- Apply a suitable method for managing a large volume of information.
The complementary assessment components are intended, first, to support the learning and teaching activity throughout the module, enabling students to demonstrate in-depth reading and critical reflection on the major approaches to research appropriate to business, HRM and employment research, informed by knowledge from the social sciences and applied within the HRM field. Secondly, in coursework component two, to enable students to capitalise on what they have learned through the module and received assessment feedback on in coursework one, by identifying and developing their own dissertation proposal.
Anderson, V. (2013) Research Methods in Human Resource Management, 3rd edition. London: CIPD.
Bell, J. (2014) Doing Your Research Project, 6th edition. Open University Press.
Brett Davies, M. (2007) Doing a Successful Research Project Using Qualitative or Quantitative Methods. Basingstoke: Palgrave-Macmillan.
Bryman, A. and Bell, E. (2011) Business Research Methods. 3rd edition Oxford: OUP.
Buckingham, A. and Saunders. P. (2004) The Survey Methods Workbook. Cambridge: Polity Press. AND useful website with additional support materials http://www.surveymethods.co.uk/
Cameron, S. and Price, D (2009) Business Research Methods: A Practical Approach, London: CIPD.
Costley, C., Elliott, G. and Gibbs, P. (2010) Doing Work-Based Research: Approaches to Enquiry for Insider-Researchers, London: Sage.

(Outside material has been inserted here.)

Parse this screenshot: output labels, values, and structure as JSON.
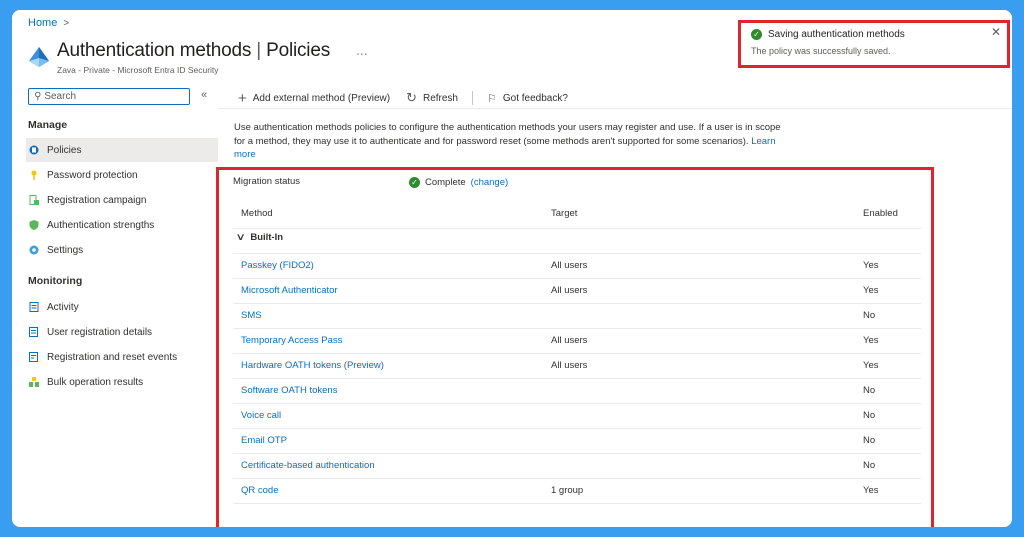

Saunders, Lewis & Thornhill (2015) Research Methods for Business Students, 7th edition. London: Pearson Education .
Student additional study resources to be used alongside this text are available at: http://wps.pearsoned.co.uk/ema_uk_he_saunders_resmethbus_6/218/55812/14287928.cw/index.html
Salkind, N. (2014) Statistics for People Who (Think They) Hate Statistics. 5th edition. London: Sage.
Symon. G. and Cassell, C. (2012) Qualitative Organizational Research, London: Sage.
Brace, N. Kemp, R. and Smelgar, R. (2012) SPSS for Psychologists, Basingstoke: Palgrave ALSO website with psychology related examples www.palgrave.com/psychology/brace.
Blumburg, B. (2014) Business Research Methods. 4th edition. London: McGraw-Hill
Coghlan, D. and Brannick, T. (2014) Doing Action Research in Your Own Organization. , 4th edition. L0ndon: Sage.
Cresswell, J.W. (2014, 4th edition) Qualitative Inquiry and Research Design: Choosing Among Five Approaches, London: Sage.
Easterby-Smith, M., Thorpe, R. and Jackson, P. R. (2012) Management Research. 4th edition. London: Sage.
Field, A.(2013Discovering Statistics Using SPSS , 3rd edition) . London: Sage. ALSO his website with psychology related examples http://www.statisticshell.com/
Hart, C. (2001) Doing a Literature Search: A Comprehensive Guide for the Social Sciences. London: Sage.
Horn, R. (2009) The Business Skills Handbook, London: CIPD.
Hesse-Biber, Sharlene Nagy and Patricia Lina Leavy (2014) Feminist Research Practice: A Prime., 2nd. Edition. Thousand Oaks: Sage.
Jowel, R., Roberts,C., Fitzgerald, R. and Eva, G. (2007) Measuring Attitudes Cross-Nationally, London: Sage.
Kelemen, M. and Rumens, N. (2008) An Introduction to Critical Management Research. London: Sage.
Marschan-Piekkari, R. and Welch, R. (2005) Handbook of Qualitative Research Methods for International Business, Cheltenham, Edward-Elgar.
McNiff, J. and Whitehead, J. (2011) All You Need to Know about Action Research, 2nd edition. London: Sage.
Pallant, J. (2013) The SPSS Survival Manual, 5th edition. London: McGraw Hill.
Wickramasinghe, M. (2010) Feminist Research Methodology: Making Meanings of Meaning-Making, London: Routledge
Yin, R. K. (2014) Case Study Research: Design and Methods, 5th edition .London: Sage.
Methodology Journals include:; Ethnography; Organizational Research Methods; Qualitative Research. In addition to the recommended texts it is expected that students will consult the appropriate journals in their own specialist area. These provide examples of the ways different research designs have been applied in empirical research.
Practitioner Resources include: ACAS - www.acas.org.uk; CIPD - www.cipd.co.uk; European Industrial Relations Observatory – http://www.eurofound.europa.eu/eiro/ ; ILO – www.ilo.org; Trades Union Congress – www.tuc.org.uk